Second Opinion: Sweetened Beverages
Sweetened Beverages: Not Ideal for Thirst or Flying
By Dr. David Pommer
The marketers for Red Bull energy drinks use metaphors to depict the benefits of their sweetened beverage. The problem with their slogan — “giving you wings” — is that unlike birds, human bones are not hollow. And with the extra calories these sweetened beverages add to your waistline, any child or adult would find it difficult to “lift off.”
So as warmer weather approaches and kids leave the classrooms for summer break, they will likely find themselves with increased levels of thirst. The question is, what thirst quenchers will they choose? Hopefully this column will give both you and your child the information necessary to make an informed decision.
Sweetened beverages or any drinks that include sugar — such as soda pop, juice, chocolate milk, strawberry milk, sports drinks and energy drinks — pack a lot of calories. And with a growing childhood obesity epidemic, these are not calories they need for a healthy developing body.
Let’s turn to our nutritionist friends for help in crunching some of these numbers:
It takes 3,500 calories to make one pound of fat.
- Your standard-issue juice box has about 110 calories. So, let’s say you had a juice box every day. Over a year, you would gain about 11 pounds.
- A 12-oz. can of soda has approximately 150 calories per can. Over a year, you may gain up to 15 pounds.

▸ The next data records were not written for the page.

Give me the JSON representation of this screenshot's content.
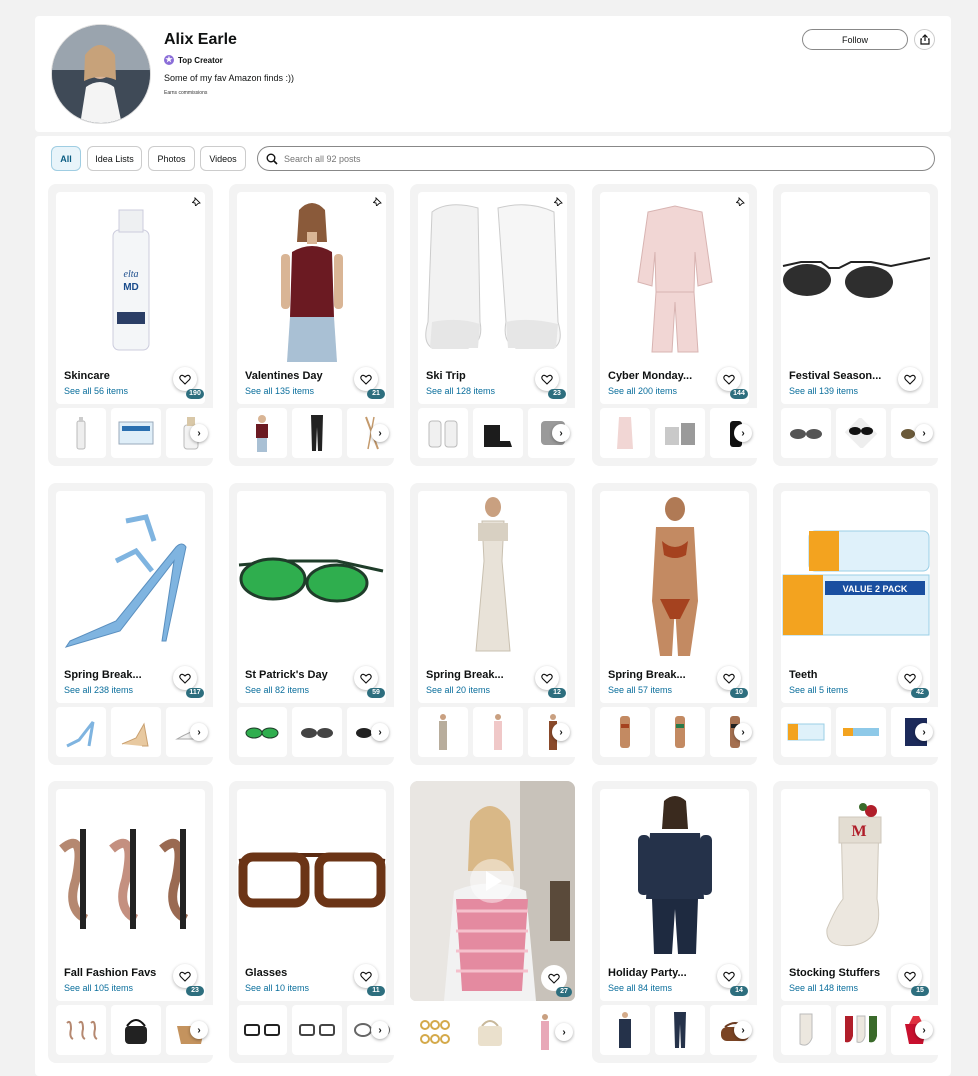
{
  "profile": {
    "name": "Alix Earle",
    "badge": "Top Creator",
    "bio": "Some of my fav Amazon finds :))",
    "earns": "Earns commissions",
    "follow_label": "Follow"
  },
  "filters": [
    {
      "label": "All",
      "active": true
    },
    {
      "label": "Idea Lists",
      "active": false
    },
    {
      "label": "Photos",
      "active": false
    },
    {
      "label": "Videos",
      "active": false
    }
  ],
  "search": {
    "placeholder": "Search all 92 posts"
  },
  "colors": {
    "accent": "#0a6e9c",
    "count_badge": "#2d6e7e",
    "active_tab": "#e8f4fa"
  },
  "cards": [
    {
      "title": "Skincare",
      "sub": "See all 56 items",
      "count": "190",
      "pinned": true,
      "image": "skincare-bottle"
    },
    {
      "title": "Valentines Day",
      "sub": "See all 135 items",
      "count": "21",
      "pinned": true,
      "image": "red-top-model"
    },
    {
      "title": "Ski Trip",
      "sub": "See all 128 items",
      "count": "23",
      "pinned": true,
      "image": "white-fur-boots"
    },
    {
      "title": "Cyber Monday...",
      "sub": "See all 200 items",
      "count": "144",
      "pinned": true,
      "image": "pink-pajamas"
    },
    {
      "title": "Festival Season...",
      "sub": "See all 139 items",
      "count": "",
      "pinned": false,
      "image": "black-sunglasses"
    },
    {
      "title": "Spring Break...",
      "sub": "See all 238 items",
      "count": "117",
      "pinned": false,
      "image": "blue-heels"
    },
    {
      "title": "St Patrick's Day",
      "sub": "See all 82 items",
      "count": "59",
      "pinned": false,
      "image": "green-sunglasses"
    },
    {
      "title": "Spring Break...",
      "sub": "See all 20 items",
      "count": "12",
      "pinned": false,
      "image": "white-dress-model"
    },
    {
      "title": "Spring Break...",
      "sub": "See all 57 items",
      "count": "10",
      "pinned": false,
      "image": "bikini-model"
    },
    {
      "title": "Teeth",
      "sub": "See all 5 items",
      "count": "42",
      "pinned": false,
      "image": "toothpaste"
    },
    {
      "title": "Fall Fashion Favs",
      "sub": "See all 105 items",
      "count": "23",
      "pinned": false,
      "image": "lip-liners"
    },
    {
      "title": "Glasses",
      "sub": "See all 10 items",
      "count": "11",
      "pinned": false,
      "image": "tortoise-glasses"
    },
    {
      "title": "",
      "sub": "",
      "count": "27",
      "pinned": false,
      "image": "video-post",
      "video": true
    },
    {
      "title": "Holiday Party...",
      "sub": "See all 84 items",
      "count": "14",
      "pinned": false,
      "image": "denim-model"
    },
    {
      "title": "Stocking Stuffers",
      "sub": "See all 148 items",
      "count": "15",
      "pinned": false,
      "image": "white-stocking"
    }
  ]
}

- Drinking a large fountain drink or an energy drink could create upwards of 40 pounds of additional weight.
Not only do you need to be concerned about calories, but also about serving sizes. Actual drink sizes have gotten bigger over the years, even as the official “serving” size has remained constant. Today, a “kids”-size drink from a fast-food establishment is about the size that an adult drink was decades ago. If you order a beverage and it comes with two handles and wheels, consider that a sign to send it back. [what comes with two handles and wheels?]
And what about those energy drinks? The truth is, while it may provide a boost of energy, many people consume these drinks for activities that don’t require a lot of energy. One of my colleagues commented on a patient drinking energy drinks to play video games longer. While that may benefit the folks at Red Bull, a sedentary lifestyle compounds the problem of the extra calories from this sweetened beverage. And as a side note, the other additives that give an energy drink its “kick” are not particularly healthy either.
So what can we do? The American Academy of Family Physicians recommends that kids have no more than one sweetened beverage per day. If a child is overweight, this amount should be reduced significantly, preferably to none.
Recently my 11-year old asked to have some sweetened coffee, which reminded me how I can serve as a positive or negative role model. Whether we are aware of it or not, our examples influence our kids’ decisions and choices. (Note to self: put down my juice box.)
So I encourage you to let water, milk and other unsweetened beverages pass your lips this summer. Not only will you and your children drink more responsibly and quench your thirst, I won’t need to explain how weight influences aerodynamics in my waiting room.
–David Pommer, MD, is a family physician with Selah Family Medicine. He is a graduate of Whitworth University and the University of Washington School of Medicine.
Filed under From the Mag, Second Opinion